The exact physical or physiological basis of the syllable is still a matter of uncertainty. Perhaps the most likely theory is that the syllable arises from the alternating opening and closing of the vocal tract during speech, resulting in an alternation of vowel-like and consonant-like articulations. The consonantal articulations, especially plosives, are often signalled phonetically as modifications to the vowel-like ones, and this results in the typical structure of the syllable—consonants grouped around a vowel.
Again a Yorkshire speaker’s know might be almost identical with the RP gnaw. A further complication arises from the observation that, across varieties, the systems themselves may differ from one another as well as the pronunciations of the vowels within the system. Thus many Northern English speakers have a system of five short vowels instead of the six in RP and other varieties: the vowels of put (RP [pʊt]) and putt (RP [pʌt]) are not distinguished (both pronounced by some Northerners as [pʊt] and by others as [pət]).
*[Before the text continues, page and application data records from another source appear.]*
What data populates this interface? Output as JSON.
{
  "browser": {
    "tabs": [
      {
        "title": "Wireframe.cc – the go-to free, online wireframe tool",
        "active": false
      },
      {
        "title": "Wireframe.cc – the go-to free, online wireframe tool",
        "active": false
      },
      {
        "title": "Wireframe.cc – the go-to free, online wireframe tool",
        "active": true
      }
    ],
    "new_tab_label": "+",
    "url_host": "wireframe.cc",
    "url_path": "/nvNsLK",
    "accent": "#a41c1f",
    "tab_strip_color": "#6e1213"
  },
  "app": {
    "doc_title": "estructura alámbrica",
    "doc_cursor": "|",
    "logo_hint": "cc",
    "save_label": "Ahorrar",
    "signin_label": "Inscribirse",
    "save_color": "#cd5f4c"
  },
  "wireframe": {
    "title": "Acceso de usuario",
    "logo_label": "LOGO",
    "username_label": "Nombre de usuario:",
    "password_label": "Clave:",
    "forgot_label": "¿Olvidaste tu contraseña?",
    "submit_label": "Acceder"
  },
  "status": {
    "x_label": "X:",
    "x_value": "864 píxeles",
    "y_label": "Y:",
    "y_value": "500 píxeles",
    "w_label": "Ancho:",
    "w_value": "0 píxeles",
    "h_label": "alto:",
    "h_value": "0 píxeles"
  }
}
Increasingly remote from the pronunciation of some of those occurring forms. Thus Chomsky and Halle (1968:201), for reasons they discuss fully in the pages preceding, assigned the word satisfaction (pronounced [sætɪs′fækʃən]) the underlying form /sæṱ t+is+fik+æṱ t+iVn/, ’where‘’ represents a tense (long) vowel and V a vowel of unspecified quality. In this situation, the phonologist has to face the question: how does a hearer recognise that he or she has to deal with the systematic phonemic form /…fik+æṱ t+iVn/ when a speaker produces an utterance of the systematic phonetic form [… fækʃən]?
An Encyclopedia of Language (Routledge Reference) by N. E. Collinge